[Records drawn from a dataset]

--- START ---

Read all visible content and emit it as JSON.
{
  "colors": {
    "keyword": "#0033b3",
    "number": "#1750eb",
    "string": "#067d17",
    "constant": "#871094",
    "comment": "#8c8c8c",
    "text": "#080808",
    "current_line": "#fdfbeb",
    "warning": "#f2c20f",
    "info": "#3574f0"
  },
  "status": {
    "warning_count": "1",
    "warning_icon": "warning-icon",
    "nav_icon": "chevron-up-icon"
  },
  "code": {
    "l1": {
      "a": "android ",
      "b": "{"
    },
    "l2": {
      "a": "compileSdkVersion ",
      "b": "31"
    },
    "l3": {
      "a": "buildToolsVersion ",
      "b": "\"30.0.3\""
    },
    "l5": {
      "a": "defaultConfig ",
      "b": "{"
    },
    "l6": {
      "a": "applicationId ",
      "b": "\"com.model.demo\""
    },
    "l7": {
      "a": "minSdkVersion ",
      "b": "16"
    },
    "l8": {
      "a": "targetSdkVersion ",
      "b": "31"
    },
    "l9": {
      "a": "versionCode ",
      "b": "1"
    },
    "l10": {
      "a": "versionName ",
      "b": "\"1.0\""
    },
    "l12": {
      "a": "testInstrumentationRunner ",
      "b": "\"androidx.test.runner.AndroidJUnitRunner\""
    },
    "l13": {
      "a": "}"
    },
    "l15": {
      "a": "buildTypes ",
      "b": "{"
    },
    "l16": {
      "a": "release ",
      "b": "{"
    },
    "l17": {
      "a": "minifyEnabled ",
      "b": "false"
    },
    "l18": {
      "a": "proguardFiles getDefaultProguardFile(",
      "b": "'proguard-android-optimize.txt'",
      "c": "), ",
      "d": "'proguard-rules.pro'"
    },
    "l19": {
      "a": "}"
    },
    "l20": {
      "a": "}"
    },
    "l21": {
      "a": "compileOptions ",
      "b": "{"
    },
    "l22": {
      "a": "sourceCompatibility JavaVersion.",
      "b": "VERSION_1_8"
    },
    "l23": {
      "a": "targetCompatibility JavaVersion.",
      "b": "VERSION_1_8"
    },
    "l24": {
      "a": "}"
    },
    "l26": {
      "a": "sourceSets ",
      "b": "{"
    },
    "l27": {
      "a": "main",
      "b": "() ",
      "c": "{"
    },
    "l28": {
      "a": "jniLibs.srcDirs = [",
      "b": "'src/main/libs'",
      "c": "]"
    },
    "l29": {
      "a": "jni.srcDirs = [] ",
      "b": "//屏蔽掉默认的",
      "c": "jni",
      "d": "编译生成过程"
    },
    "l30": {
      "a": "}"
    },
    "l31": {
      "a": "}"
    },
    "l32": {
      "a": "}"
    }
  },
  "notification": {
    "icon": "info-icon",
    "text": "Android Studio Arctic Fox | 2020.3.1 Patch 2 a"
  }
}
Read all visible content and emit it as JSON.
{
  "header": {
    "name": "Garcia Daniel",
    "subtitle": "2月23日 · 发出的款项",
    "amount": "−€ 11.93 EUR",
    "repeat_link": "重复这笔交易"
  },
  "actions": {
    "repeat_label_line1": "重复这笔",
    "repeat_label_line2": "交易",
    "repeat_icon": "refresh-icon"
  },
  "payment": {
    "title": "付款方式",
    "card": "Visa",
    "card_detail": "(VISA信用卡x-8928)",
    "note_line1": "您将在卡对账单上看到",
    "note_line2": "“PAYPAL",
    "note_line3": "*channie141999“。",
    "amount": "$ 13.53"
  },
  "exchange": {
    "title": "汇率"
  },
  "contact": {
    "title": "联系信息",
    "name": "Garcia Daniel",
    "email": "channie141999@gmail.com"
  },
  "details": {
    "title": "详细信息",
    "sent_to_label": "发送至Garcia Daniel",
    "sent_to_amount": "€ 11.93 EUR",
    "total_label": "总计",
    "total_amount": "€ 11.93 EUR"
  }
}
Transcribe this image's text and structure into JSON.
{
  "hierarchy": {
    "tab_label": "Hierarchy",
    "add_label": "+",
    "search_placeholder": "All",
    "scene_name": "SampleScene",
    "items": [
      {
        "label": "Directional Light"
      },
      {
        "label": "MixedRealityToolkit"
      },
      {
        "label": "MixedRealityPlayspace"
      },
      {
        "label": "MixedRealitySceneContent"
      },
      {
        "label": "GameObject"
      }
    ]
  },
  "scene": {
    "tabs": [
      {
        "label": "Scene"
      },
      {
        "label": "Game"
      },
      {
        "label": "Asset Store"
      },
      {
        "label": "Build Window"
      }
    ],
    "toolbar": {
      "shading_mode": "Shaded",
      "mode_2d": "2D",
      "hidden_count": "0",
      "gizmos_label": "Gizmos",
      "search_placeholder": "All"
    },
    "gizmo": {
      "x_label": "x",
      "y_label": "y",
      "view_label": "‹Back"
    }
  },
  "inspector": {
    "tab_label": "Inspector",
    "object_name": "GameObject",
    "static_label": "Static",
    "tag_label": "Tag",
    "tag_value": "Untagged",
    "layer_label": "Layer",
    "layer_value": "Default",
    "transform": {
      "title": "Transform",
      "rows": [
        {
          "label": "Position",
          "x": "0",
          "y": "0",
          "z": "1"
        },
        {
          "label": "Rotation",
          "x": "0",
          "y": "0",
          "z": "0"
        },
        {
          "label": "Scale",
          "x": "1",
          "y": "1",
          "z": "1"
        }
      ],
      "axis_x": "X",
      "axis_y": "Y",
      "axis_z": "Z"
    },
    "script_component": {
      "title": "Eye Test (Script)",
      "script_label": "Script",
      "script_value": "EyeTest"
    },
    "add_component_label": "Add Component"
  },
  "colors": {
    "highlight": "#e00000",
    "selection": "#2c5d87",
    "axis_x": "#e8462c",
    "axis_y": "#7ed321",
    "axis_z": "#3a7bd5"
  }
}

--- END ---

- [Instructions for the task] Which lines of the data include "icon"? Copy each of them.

- [Solved problem]
    "warning_icon": "warning-icon",
    "nav_icon": "chevron-up-icon"
    "icon": "info-icon",
    "repeat_icon": "refresh-icon"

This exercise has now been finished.